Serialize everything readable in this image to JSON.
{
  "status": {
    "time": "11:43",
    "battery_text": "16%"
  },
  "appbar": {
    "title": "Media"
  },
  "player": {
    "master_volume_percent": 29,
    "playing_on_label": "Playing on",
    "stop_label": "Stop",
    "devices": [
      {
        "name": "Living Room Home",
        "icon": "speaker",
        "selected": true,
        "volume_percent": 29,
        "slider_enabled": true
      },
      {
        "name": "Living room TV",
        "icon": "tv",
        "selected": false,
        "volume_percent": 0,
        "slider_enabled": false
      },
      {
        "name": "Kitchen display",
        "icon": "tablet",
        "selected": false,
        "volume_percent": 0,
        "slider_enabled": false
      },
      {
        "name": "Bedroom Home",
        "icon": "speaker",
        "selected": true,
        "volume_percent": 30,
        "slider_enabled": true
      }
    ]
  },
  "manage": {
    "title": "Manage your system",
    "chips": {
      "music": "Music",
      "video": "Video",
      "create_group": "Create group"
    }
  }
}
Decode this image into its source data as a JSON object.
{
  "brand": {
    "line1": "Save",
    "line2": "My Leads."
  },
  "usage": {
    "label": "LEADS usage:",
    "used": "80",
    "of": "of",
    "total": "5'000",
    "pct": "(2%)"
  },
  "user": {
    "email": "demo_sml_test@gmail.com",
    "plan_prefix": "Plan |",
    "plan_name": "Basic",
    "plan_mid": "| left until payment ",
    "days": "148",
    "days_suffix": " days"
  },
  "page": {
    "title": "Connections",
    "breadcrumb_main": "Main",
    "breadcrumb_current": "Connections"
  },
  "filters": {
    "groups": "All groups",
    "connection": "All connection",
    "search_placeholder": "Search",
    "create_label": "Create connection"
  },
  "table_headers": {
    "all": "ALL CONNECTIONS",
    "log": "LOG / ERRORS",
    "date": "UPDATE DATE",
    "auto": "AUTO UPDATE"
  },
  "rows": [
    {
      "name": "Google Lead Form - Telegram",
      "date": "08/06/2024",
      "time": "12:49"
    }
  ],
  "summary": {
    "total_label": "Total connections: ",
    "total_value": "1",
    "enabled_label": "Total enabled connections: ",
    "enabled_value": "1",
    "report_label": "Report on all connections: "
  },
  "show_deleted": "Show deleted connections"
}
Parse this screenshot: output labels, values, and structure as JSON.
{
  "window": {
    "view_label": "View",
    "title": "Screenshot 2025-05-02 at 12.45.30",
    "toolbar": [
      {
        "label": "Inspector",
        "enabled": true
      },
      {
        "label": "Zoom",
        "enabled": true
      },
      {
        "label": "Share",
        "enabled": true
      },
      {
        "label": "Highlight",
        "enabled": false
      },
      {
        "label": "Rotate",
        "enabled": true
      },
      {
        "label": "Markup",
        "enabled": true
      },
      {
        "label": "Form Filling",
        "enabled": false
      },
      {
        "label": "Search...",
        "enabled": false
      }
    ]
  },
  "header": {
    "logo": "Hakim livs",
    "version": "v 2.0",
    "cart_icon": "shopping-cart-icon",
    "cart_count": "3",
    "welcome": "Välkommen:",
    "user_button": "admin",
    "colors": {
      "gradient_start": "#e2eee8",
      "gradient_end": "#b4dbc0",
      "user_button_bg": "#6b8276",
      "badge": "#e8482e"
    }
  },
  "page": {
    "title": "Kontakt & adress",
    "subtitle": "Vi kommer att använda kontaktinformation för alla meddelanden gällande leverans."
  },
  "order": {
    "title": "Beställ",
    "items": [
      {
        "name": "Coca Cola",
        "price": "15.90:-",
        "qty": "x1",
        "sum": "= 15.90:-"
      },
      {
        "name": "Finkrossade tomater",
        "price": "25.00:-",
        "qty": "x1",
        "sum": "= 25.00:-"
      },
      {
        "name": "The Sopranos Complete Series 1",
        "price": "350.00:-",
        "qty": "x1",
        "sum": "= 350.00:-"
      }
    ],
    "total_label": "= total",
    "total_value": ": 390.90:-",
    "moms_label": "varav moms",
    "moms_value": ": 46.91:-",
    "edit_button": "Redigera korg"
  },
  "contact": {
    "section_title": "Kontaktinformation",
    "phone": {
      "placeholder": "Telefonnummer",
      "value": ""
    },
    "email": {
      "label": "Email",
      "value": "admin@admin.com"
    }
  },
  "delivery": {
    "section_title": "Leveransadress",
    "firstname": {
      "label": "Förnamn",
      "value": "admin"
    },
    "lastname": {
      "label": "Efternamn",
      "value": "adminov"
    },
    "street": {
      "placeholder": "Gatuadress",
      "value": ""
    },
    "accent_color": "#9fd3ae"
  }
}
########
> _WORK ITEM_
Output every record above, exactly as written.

> _RESULT_
Serialize everything readable in this image to JSON.
{
  "status": {
    "time": "11:43",
    "battery_text": "16%"
  },
  "appbar": {
    "title": "Media"
  },
  "player": {
    "master_volume_percent": 29,
    "playing_on_label": "Playing on",
    "stop_label": "Stop",
    "devices": [
      {
        "name": "Living Room Home",
        "icon": "speaker",
        "selected": true,
        "volume_percent": 29,
        "slider_enabled": true
      },
      {
        "name": "Living room TV",
        "icon": "tv",
        "selected": false,
        "volume_percent": 0,
        "slider_enabled": false
      },
      {
        "name": "Kitchen display",
        "icon": "tablet",
        "selected": false,
        "volume_percent": 0,
        "slider_enabled": false
      },
      {
        "name": "Bedroom Home",
        "icon": "speaker",
        "selected": true,
        "volume_percent": 30,
        "slider_enabled": true
      }
    ]
  },
  "manage": {
    "title": "Manage your system",
    "chips": {
      "music": "Music",
      "video": "Video",
      "create_group": "Create group"
    }
  }
}
Decode this image into its source data as a JSON object.
{
  "brand": {
    "line1": "Save",
    "line2": "My Leads."
  },
  "usage": {
    "label": "LEADS usage:",
    "used": "80",
    "of": "of",
    "total": "5'000",
    "pct": "(2%)"
  },
  "user": {
    "email": "demo_sml_test@gmail.com",
    "plan_prefix": "Plan |",
    "plan_name": "Basic",
    "plan_mid": "| left until payment ",
    "days": "148",
    "days_suffix": " days"
  },
  "page": {
    "title": "Connections",
    "breadcrumb_main": "Main",
    "breadcrumb_current": "Connections"
  },
  "filters": {
    "groups": "All groups",
    "connection": "All connection",
    "search_placeholder": "Search",
    "create_label": "Create connection"
  },
  "table_headers": {
    "all": "ALL CONNECTIONS",
    "log": "LOG / ERRORS",
    "date": "UPDATE DATE",
    "auto": "AUTO UPDATE"
  },
  "rows": [
    {
      "name": "Google Lead Form - Telegram",
      "date": "08/06/2024",
      "time": "12:49"
    }
  ],
  "summary": {
    "total_label": "Total connections: ",
    "total_value": "1",
    "enabled_label": "Total enabled connections: ",
    "enabled_value": "1",
    "report_label": "Report on all connections: "
  },
  "show_deleted": "Show deleted connections"
}
Parse this screenshot: output labels, values, and structure as JSON.
{
  "window": {
    "view_label": "View",
    "title": "Screenshot 2025-05-02 at 12.45.30",
    "toolbar": [
      {
        "label": "Inspector",
        "enabled": true
      },
      {
        "label": "Zoom",
        "enabled": true
      },
      {
        "label": "Share",
        "enabled": true
      },
      {
        "label": "Highlight",
        "enabled": false
      },
      {
        "label": "Rotate",
        "enabled": true
      },
      {
        "label": "Markup",
        "enabled": true
      },
      {
        "label": "Form Filling",
        "enabled": false
      },
      {
        "label": "Search...",
        "enabled": false
      }
    ]
  },
  "header": {
    "logo": "Hakim livs",
    "version": "v 2.0",
    "cart_icon": "shopping-cart-icon",
    "cart_count": "3",
    "welcome": "Välkommen:",
    "user_button": "admin",
    "colors": {
      "gradient_start": "#e2eee8",
      "gradient_end": "#b4dbc0",
      "user_button_bg": "#6b8276",
      "badge": "#e8482e"
    }
  },
  "page": {
    "title": "Kontakt & adress",
    "subtitle": "Vi kommer att använda kontaktinformation för alla meddelanden gällande leverans."
  },
  "order": {
    "title": "Beställ",
    "items": [
      {
        "name": "Coca Cola",
        "price": "15.90:-",
        "qty": "x1",
        "sum": "= 15.90:-"
      },
      {
        "name": "Finkrossade tomater",
        "price": "25.00:-",
        "qty": "x1",
        "sum": "= 25.00:-"
      },
      {
        "name": "The Sopranos Complete Series 1",
        "price": "350.00:-",
        "qty": "x1",
        "sum": "= 350.00:-"
      }
    ],
    "total_label": "= total",
    "total_value": ": 390.90:-",
    "moms_label": "varav moms",
    "moms_value": ": 46.91:-",
    "edit_button": "Redigera korg"
  },
  "contact": {
    "section_title": "Kontaktinformation",
    "phone": {
      "placeholder": "Telefonnummer",
      "value": ""
    },
    "email": {
      "label": "Email",
      "value": "admin@admin.com"
    }
  },
  "delivery": {
    "section_title": "Leveransadress",
    "firstname": {
      "label": "Förnamn",
      "value": "admin"
    },
    "lastname": {
      "label": "Efternamn",
      "value": "adminov"
    },
    "street": {
      "placeholder": "Gatuadress",
      "value": ""
    },
    "accent_color": "#9fd3ae"
  }
}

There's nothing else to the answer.